McCaskill Backs Iran Deal, Bringing Obama Close to Votes Needed

Sen. Claire Mccaskill (D-MO) speaks during a Senate Commerce, Science and Transportation Committee hearing on Capitol Hill June 10, 2015 in Washington, DC.

Photo by Mark Wilson/Getty Images

Missouri Senator Claire McCaskill, a moderate Democrat from a swing state, said she would support the Iran nuclear deal, bringing President Barack Obama close to the votes needed to uphold the deal even if Congress opposes it.

McCaskill, a member of the Senate Armed Services Committee who typically supports Obama, said Thursday that after weeks of reviewing the international agreement she decided that a U.S. rejection of it would weaken global security.

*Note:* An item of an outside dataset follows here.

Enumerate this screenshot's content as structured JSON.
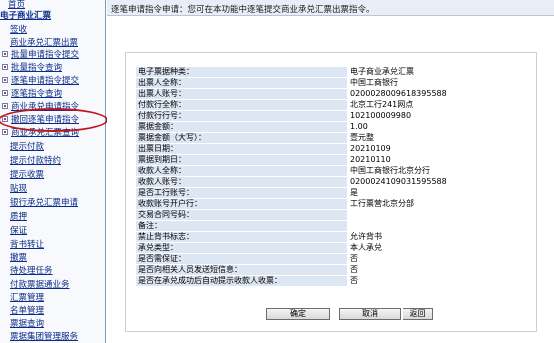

“It has become clear to me that the world is united behind this agreement with the exception of the government of Israel,” McCaskill said in a written statement. “I respect and understand those who oppose it, but I have become convinced that it is more dangerous to Israel, America and our allies to walk away in the face of unified world-wide support.”

McCaskill played a key role in Obama’s political career, backing him for the Democratic presidential nomination in 2008 over Hillary Clinton.

The announcement by McCaskill means Obama needs just eight more senators to sustain his promised veto if, as expected, the Republican-controlled Congress passes a resolution disapproving of the deal next month. While 24 Senate Democrats and two independents who caucus with them have said they support the Iran accord, only two Democrats have said they oppose it.

Still Pending

As of Thursday morning, 18 Senate Democrats, including Minority Leader Harry Reid of Nevada, hadn’t announced how they’ll vote on the agreement. Other Democratic senators who had yet to disclose a decision include Cory Booker of New Jersey, Joe Manchin of West Virginia, and Ben Cardin of Maryland.

Senator Mitch McConnell, the Republican leader, said Monday at an event in his home state of Kentucky that the review process gives Obama the upper hand in sustaining a veto of a resolution to disapprove of the deal, according to the Associated Press.

Don Stewart, a McConnell spokesman, declined to confirm the comments at the event but said the veto process does help Obama.

“I wasn’t there,” Stewart said in an e-mail earlier this week. “I can confirm that the Constitution does stack the veto override in favor of the president.”

Before it's here, it's on the Bloomberg Terminal.